RECORDS TO USE below:

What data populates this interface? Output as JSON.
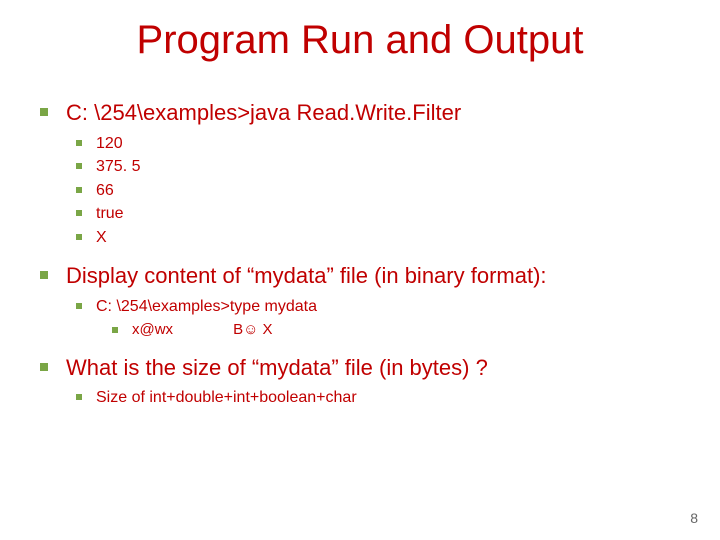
{
  "title": "Program Run and Output",
  "b1": "C: \\254\\examples>java Read.Write.Filter",
  "b1_sub": [
    "120",
    "375. 5",
    "66",
    "true",
    "X"
  ],
  "b2": "Display content of “mydata” file (in binary format):",
  "b2_sub1": "C: \\254\\examples>type mydata",
  "b2_sub1_a": "x@wx",
  "b2_sub1_b": "B☺ X",
  "b3": "What is the size of “mydata” file (in bytes) ?",
  "b3_sub1": "Size of int+double+int+boolean+char",
  "page_number": "8"
}
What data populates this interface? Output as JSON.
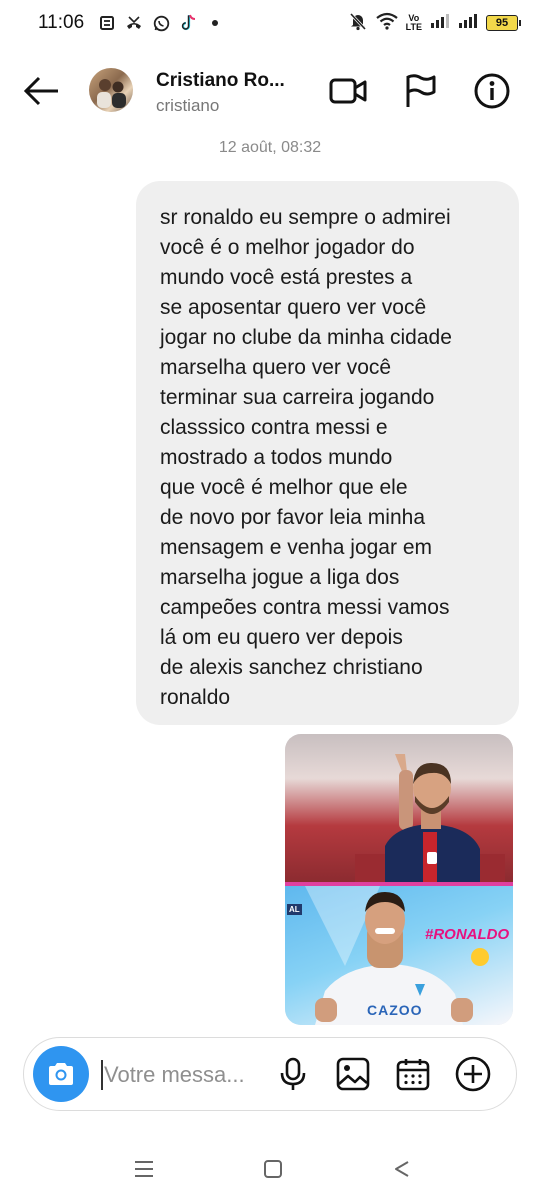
{
  "status_bar": {
    "time": "11:06",
    "volte_top": "Vo",
    "volte_bottom": "LTE",
    "battery": "95",
    "battery_color": "#f2d84a"
  },
  "header": {
    "name": "Cristiano Ro...",
    "handle": "cristiano",
    "icons": [
      "back-arrow-icon",
      "video-camera-icon",
      "flag-icon",
      "info-icon"
    ]
  },
  "thread": {
    "timestamp": "12 août, 08:32",
    "message_lines": [
      "sr ronaldo eu sempre o admirei",
      "você é o melhor jogador do",
      "mundo você está prestes a",
      "se aposentar quero ver você",
      "jogar no clube da minha cidade",
      "marselha quero ver você",
      "terminar sua carreira jogando",
      "classsico contra messi e",
      "mostrado a todos mundo",
      "que você é melhor que ele",
      "de novo por favor leia minha",
      "mensagem e venha jogar em",
      "marselha jogue a liga dos",
      "campeões contra messi vamos",
      "lá om eu quero ver depois",
      "de alexis sanchez christiano",
      "ronaldo"
    ],
    "image": {
      "tag": "#RONALDO",
      "brand": "CAZOO",
      "side": "AL"
    }
  },
  "composer": {
    "placeholder": "Votre messa...",
    "accent": "#2f95f0",
    "icons": [
      "camera-icon",
      "microphone-icon",
      "gallery-icon",
      "calendar-icon",
      "plus-circle-icon"
    ]
  },
  "navbar": {
    "icons": [
      "menu-icon",
      "home-square-icon",
      "back-triangle-icon"
    ]
  }
}
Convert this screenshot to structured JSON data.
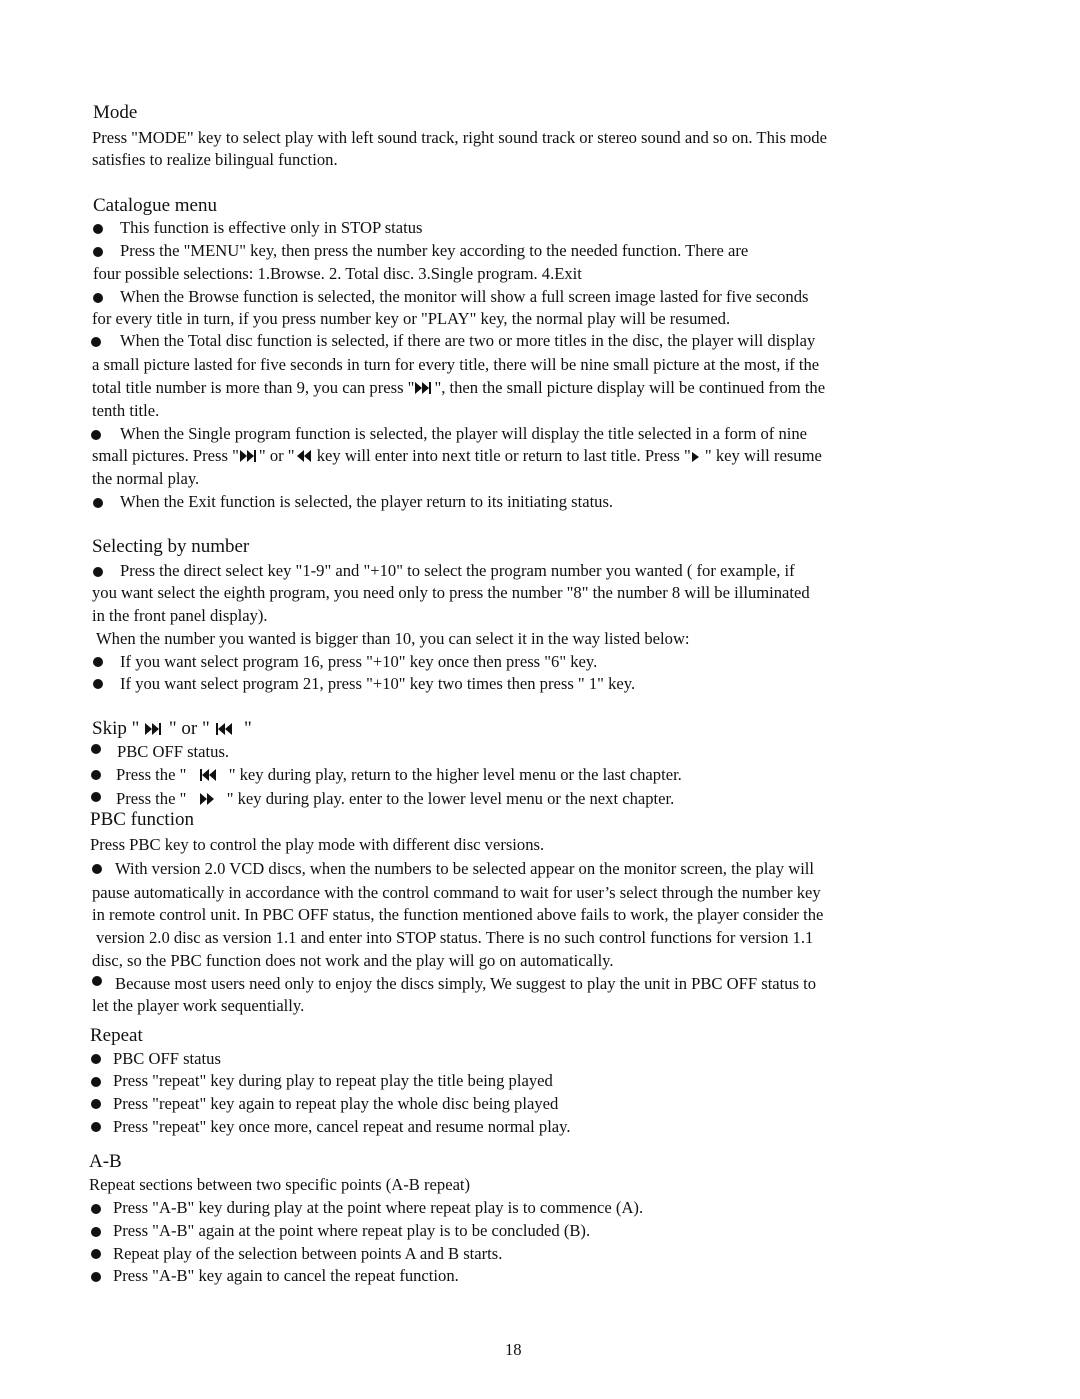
{
  "sections": {
    "mode": {
      "title": "Mode",
      "lines": [
        "Press \"MODE\" key to select play with left sound track, right sound track or stereo sound and so on. This mode",
        "satisfies to realize bilingual function."
      ]
    },
    "catalogue": {
      "title": "Catalogue menu",
      "lines": [
        "This function is effective only in STOP status",
        "Press the \"MENU\" key, then press the number key according to the needed function. There are",
        "four possible selections: 1.Browse. 2. Total disc. 3.Single program. 4.Exit",
        "When the Browse function is selected, the monitor will show a full screen image lasted for five seconds",
        "for every title in turn, if you press number key or \"PLAY\" key, the normal play will be resumed.",
        "When the Total disc function is selected, if there are two or more titles in the disc, the player will display",
        "a small picture lasted for five seconds in turn for every title, there will be nine small picture at the most, if the",
        "total title number is more than 9, you can press \"",
        "\", then the small picture display will be continued from the",
        "tenth title.",
        "When the Single program function is selected, the player will display the title selected in a form of nine",
        "small pictures. Press \"",
        "\" or \"",
        " key will enter into next title or return to last title. Press \"",
        " \" key will resume",
        "the normal play.",
        "When the Exit function is selected, the player return to its initiating status."
      ]
    },
    "selecting": {
      "title": "Selecting by number",
      "lines": [
        "Press the direct select key \"1-9\" and \"+10\" to select the program number you wanted ( for example, if",
        "you want select the eighth program, you need only to press the number \"8\" the number 8 will be illuminated",
        "in the front panel display).",
        "When the number you wanted is bigger than 10, you can select it in the way listed below:",
        "If you want select program 16, press \"+10\" key once then press \"6\" key.",
        "If you want select program 21, press \"+10\" key two times then press \" 1\" key."
      ]
    },
    "skip": {
      "title_prefix": "Skip \"",
      "title_mid": "\" or \"",
      "title_suffix": "\"",
      "lines": [
        "PBC OFF status.",
        "Press the \"",
        "\" key during play, return to the higher level menu or the last chapter.",
        "Press the \"",
        "\" key during play. enter to the lower level menu or the next chapter."
      ]
    },
    "pbc": {
      "title": "PBC function",
      "lines": [
        "Press PBC key to control the play mode with different disc versions.",
        "With version 2.0 VCD discs, when the numbers to be selected appear on the monitor screen, the play will",
        "pause automatically in accordance with the control command to wait for user’s select through the number key",
        "in remote control unit. In PBC OFF status, the function mentioned above fails to work, the player consider the",
        "version 2.0 disc as version 1.1 and enter into STOP status. There is no such control functions for version 1.1",
        "disc, so the PBC function does not work and the play will go on automatically.",
        "Because most users need only to enjoy the discs simply, We suggest to play the unit in PBC OFF status to",
        "let the player work sequentially."
      ]
    },
    "repeat": {
      "title": "Repeat",
      "lines": [
        "PBC OFF status",
        "Press \"repeat\" key during play to repeat play the title being played",
        "Press \"repeat\" key again to repeat play the whole disc being played",
        "Press \"repeat\" key once more, cancel repeat and resume normal play."
      ]
    },
    "ab": {
      "title": "A-B",
      "lines": [
        "Repeat sections between two specific points (A-B repeat)",
        "Press \"A-B\" key during play at the point where repeat play is to commence (A).",
        "Press \"A-B\" again at the point where repeat play is to be concluded (B).",
        "Repeat play of the selection between points A and B starts.",
        "Press \"A-B\" key again to cancel the repeat function."
      ]
    }
  },
  "icons": {
    "next": "skip-next-icon",
    "prev": "skip-previous-icon",
    "rewind": "fast-rewind-icon",
    "play": "play-icon",
    "forward": "fast-forward-icon"
  },
  "page_number": "18"
}
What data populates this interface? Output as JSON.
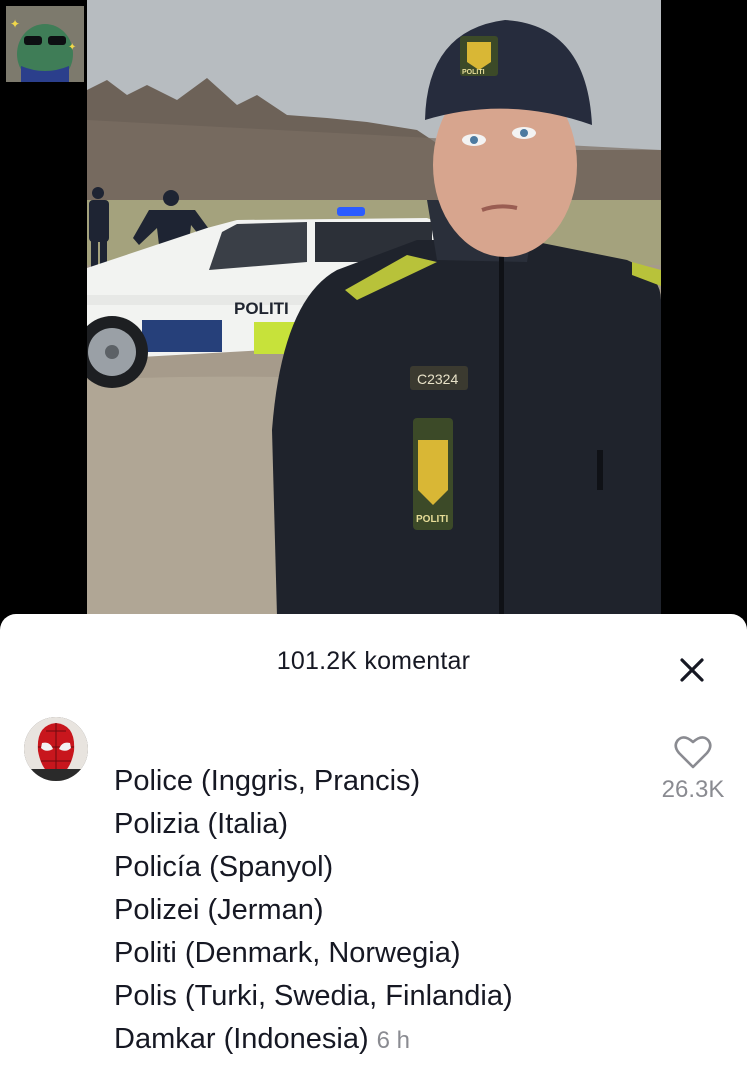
{
  "video": {
    "car_text": "POLITI",
    "badge_text": "C2324",
    "patch_text": "POLITI",
    "hat_text": "POLITI"
  },
  "comments_header": {
    "title": "101.2K komentar"
  },
  "comment": {
    "lines": [
      "Police (Inggris, Prancis)",
      "Polizia (Italia)",
      "Policía (Spanyol)",
      "Polizei (Jerman)",
      "Politi (Denmark, Norwegia)",
      "Polis (Turki, Swedia, Finlandia)",
      "Damkar (Indonesia)"
    ],
    "time": "6 h",
    "likes": "26.3K"
  },
  "colors": {
    "text_primary": "#161823",
    "text_secondary": "#8a8b91",
    "sheet_bg": "#ffffff"
  },
  "icons": {
    "close": "close-icon",
    "like": "heart-outline-icon"
  }
}
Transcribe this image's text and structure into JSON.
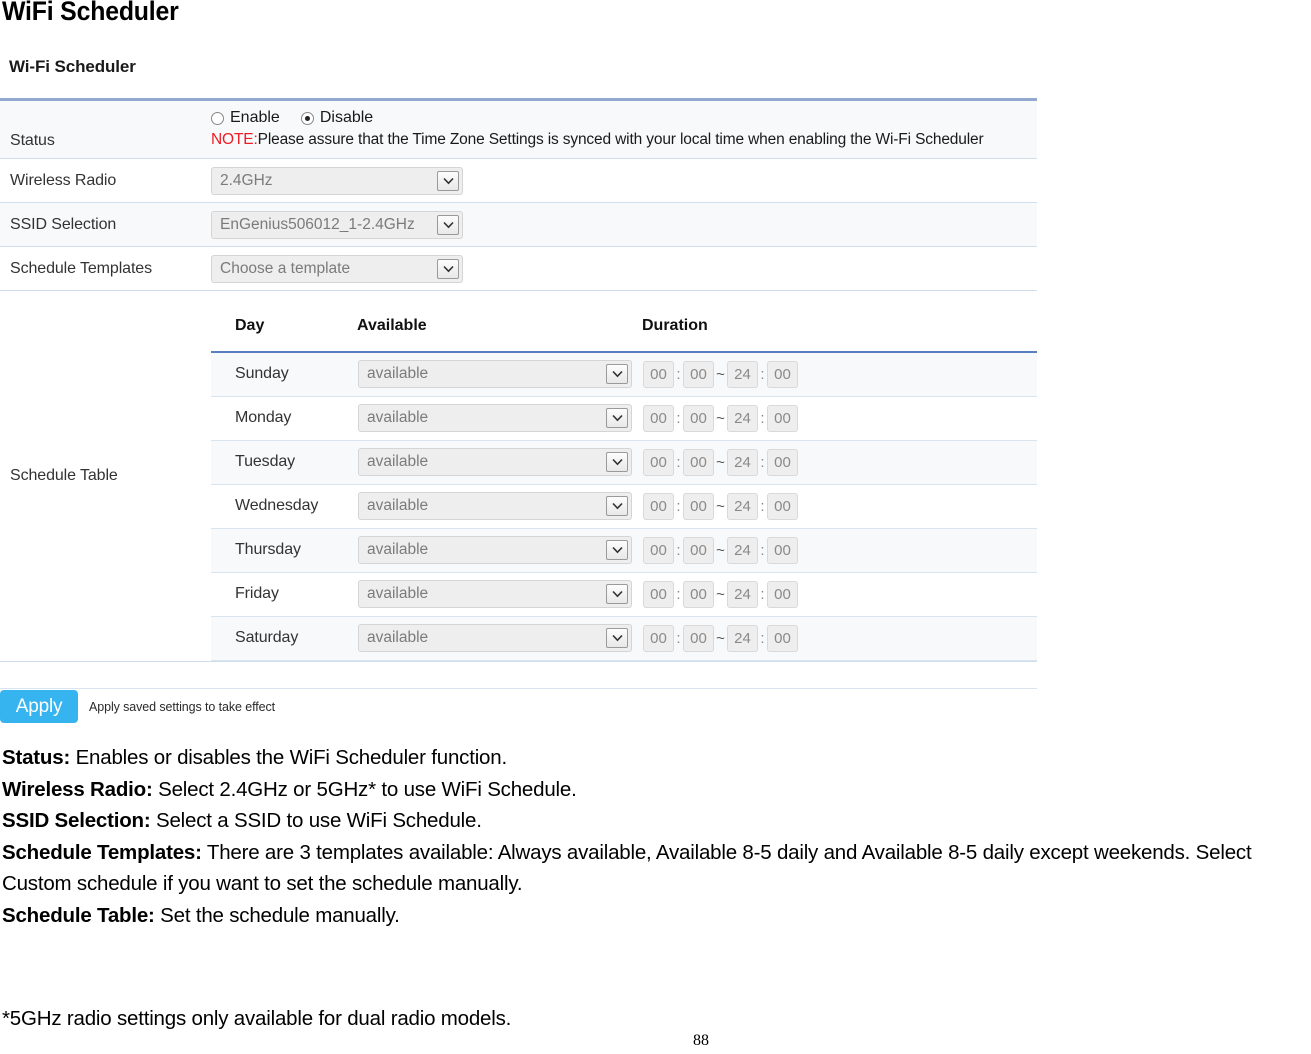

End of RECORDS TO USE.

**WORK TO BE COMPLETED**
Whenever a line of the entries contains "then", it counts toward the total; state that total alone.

**TASK RESULT**
4